The roots of the Jewish community of Curacao lie in Spain and Portugal. After having fled the Spanish inquisition in 1492 they ended up in Curaçao after wandering through the Netherlands and Brazil.


This small cube consists of synthetic indigo or "blous". In the late 17th and early 18th century, Curaçao had a flourishing indigo industry.

Obra di arte

This work of art was made by the Curaçaoan artist Philippe Zanolino, who used pieces of glass that washed ashore on the beaches of Curaçao.


The "benta" was used for a musical genre called "muzik di zumbi". The word "zumbi" probably hails from the Ubundu people in Angola, where it means ‘spirit’.

Her’i strika

Until well into the 20th century clothing irons were used to straighten hair in Curaçao. In that period straight hair was the beauty ideal on the island.


KLM Airlines launched this collector’s item in 2004, to mark the 70th anniversary of the airlift between Amsterdam and Curaçao.

Bala di beisbòl

Amazingly, this small island has the most big league players per capita of any country in the world.
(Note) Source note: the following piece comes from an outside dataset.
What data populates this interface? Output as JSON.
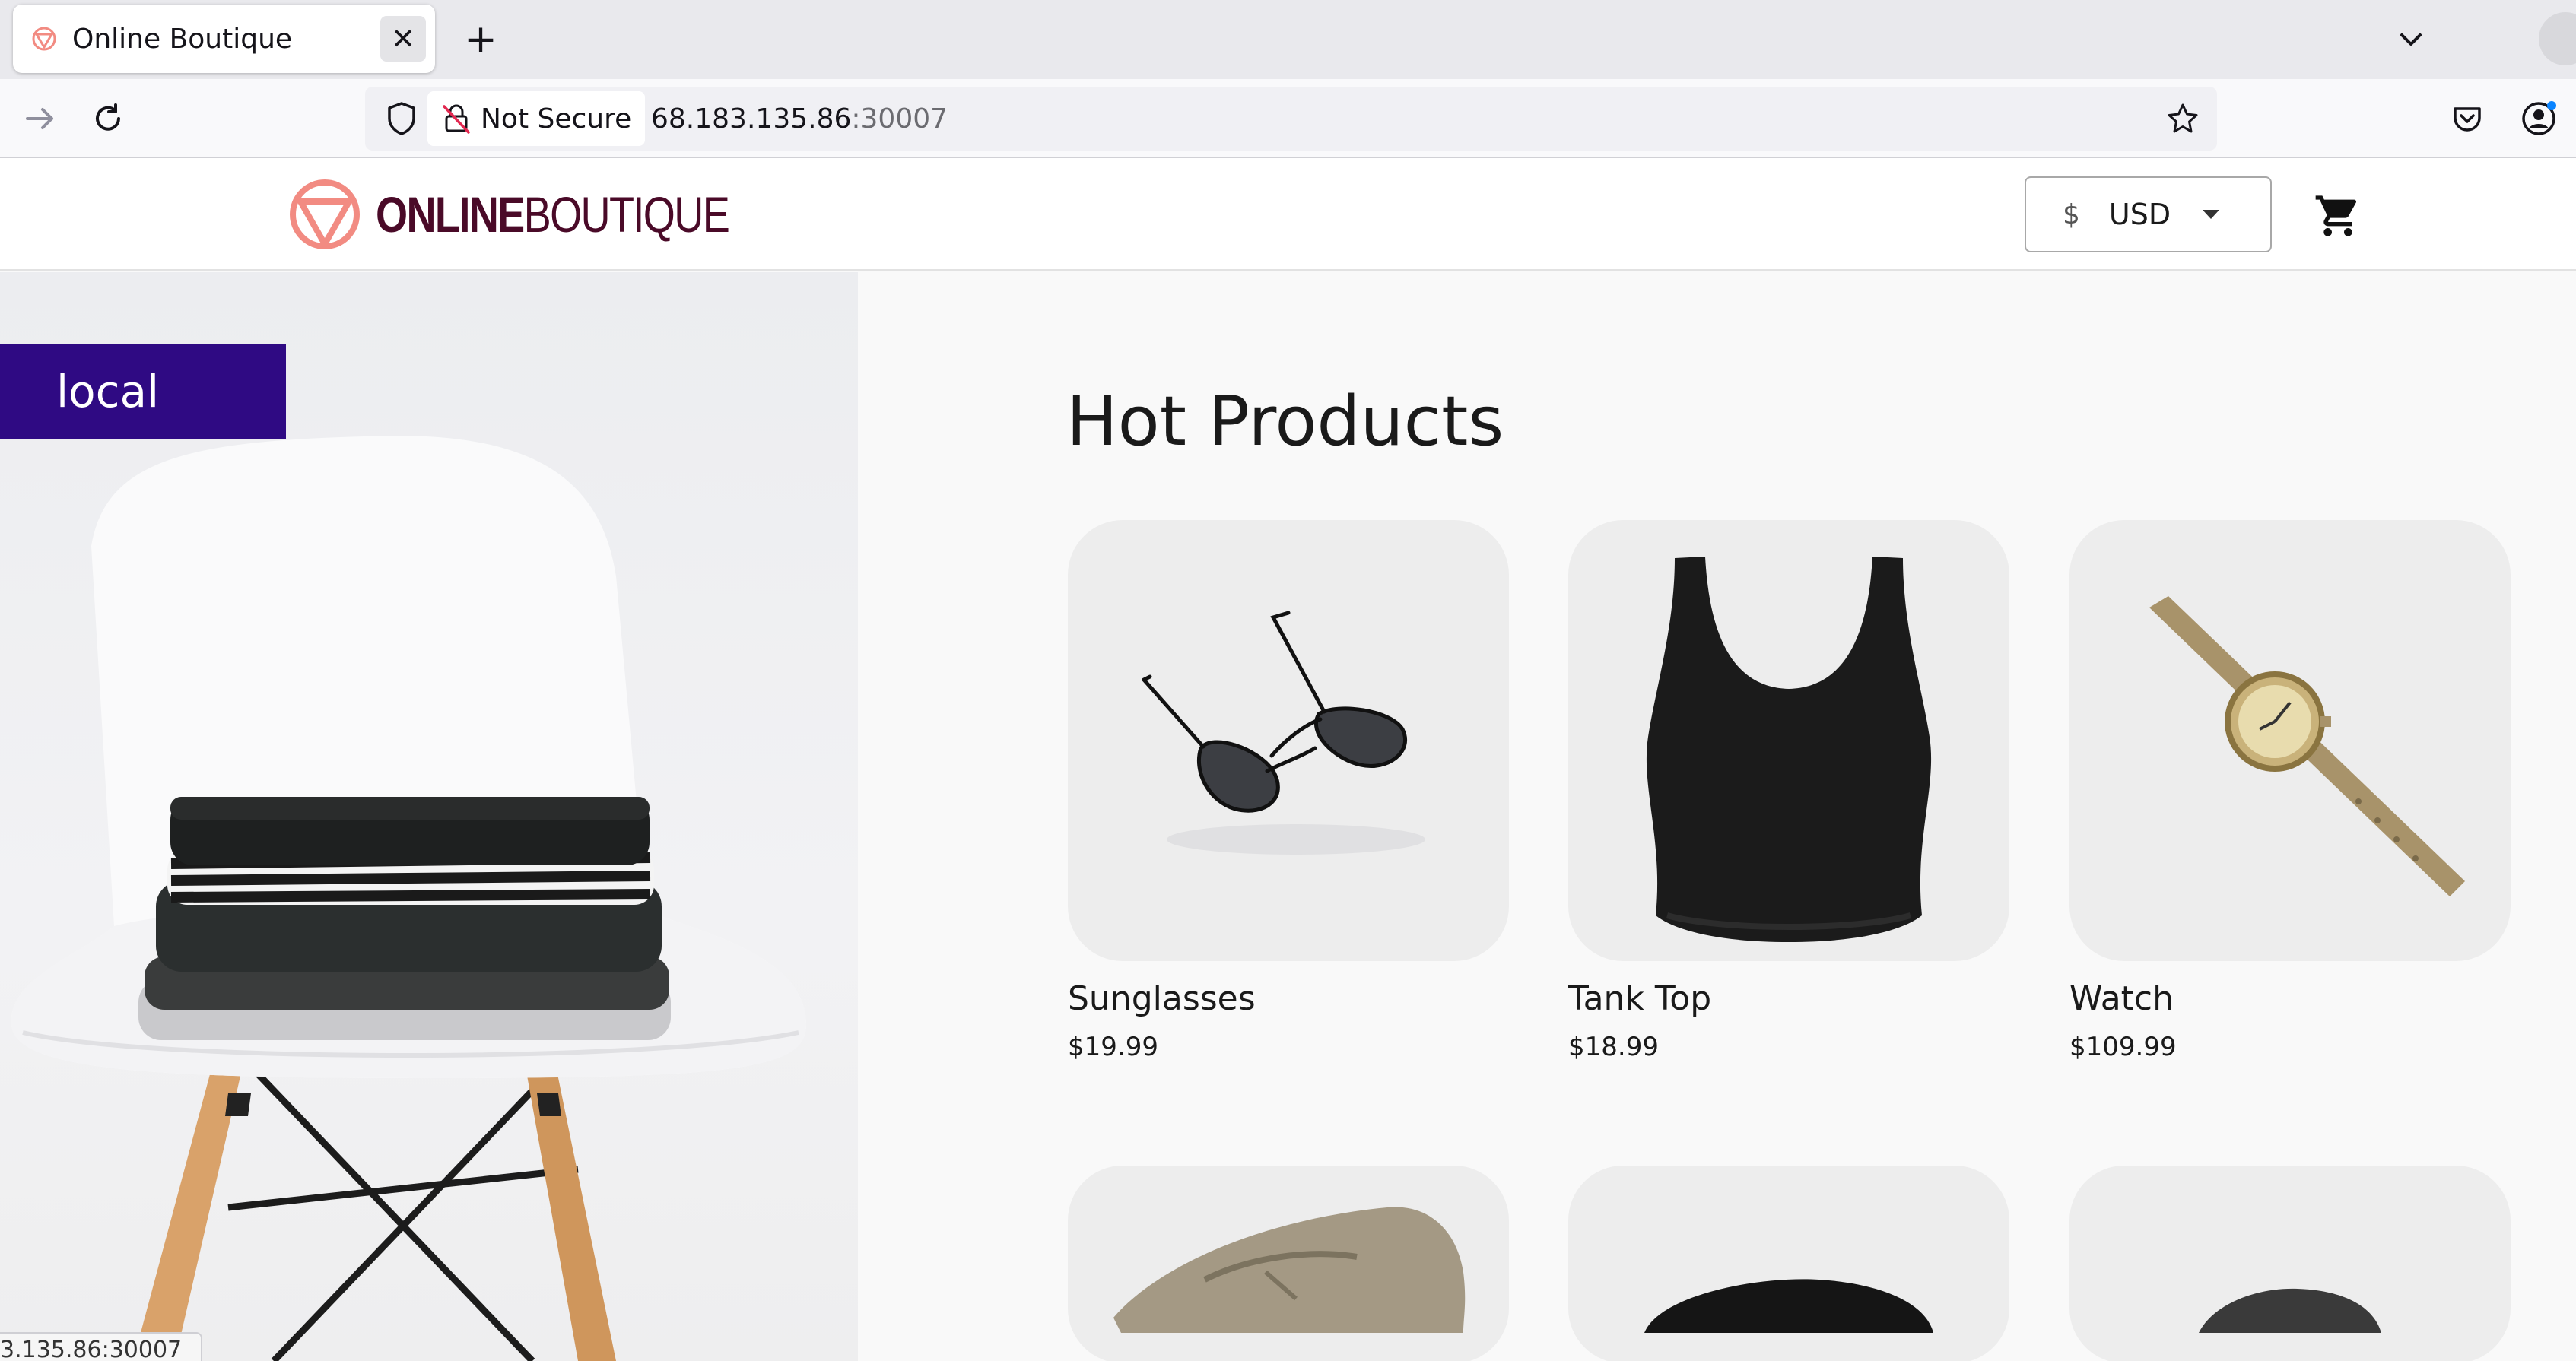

This corn pestle was found on the former plantation of landhouse Girouette. It possibly shows a glimpse of what everyday life on the Curaçao plantations must have been like.

Ka’i orgel

This wooden object with nails in it is the ‘music roll’ of a "ka’i òrgel", a typical Curaçaoan musical instrument that looks like a combination between a cilinder piano and an organ.


The special thing about this doll is that it has been baptized. It also has a name, a godfather and a godmother. The tradition of baptizing dolls shows that in Curaçao foreign influences develop their own characteristics over time.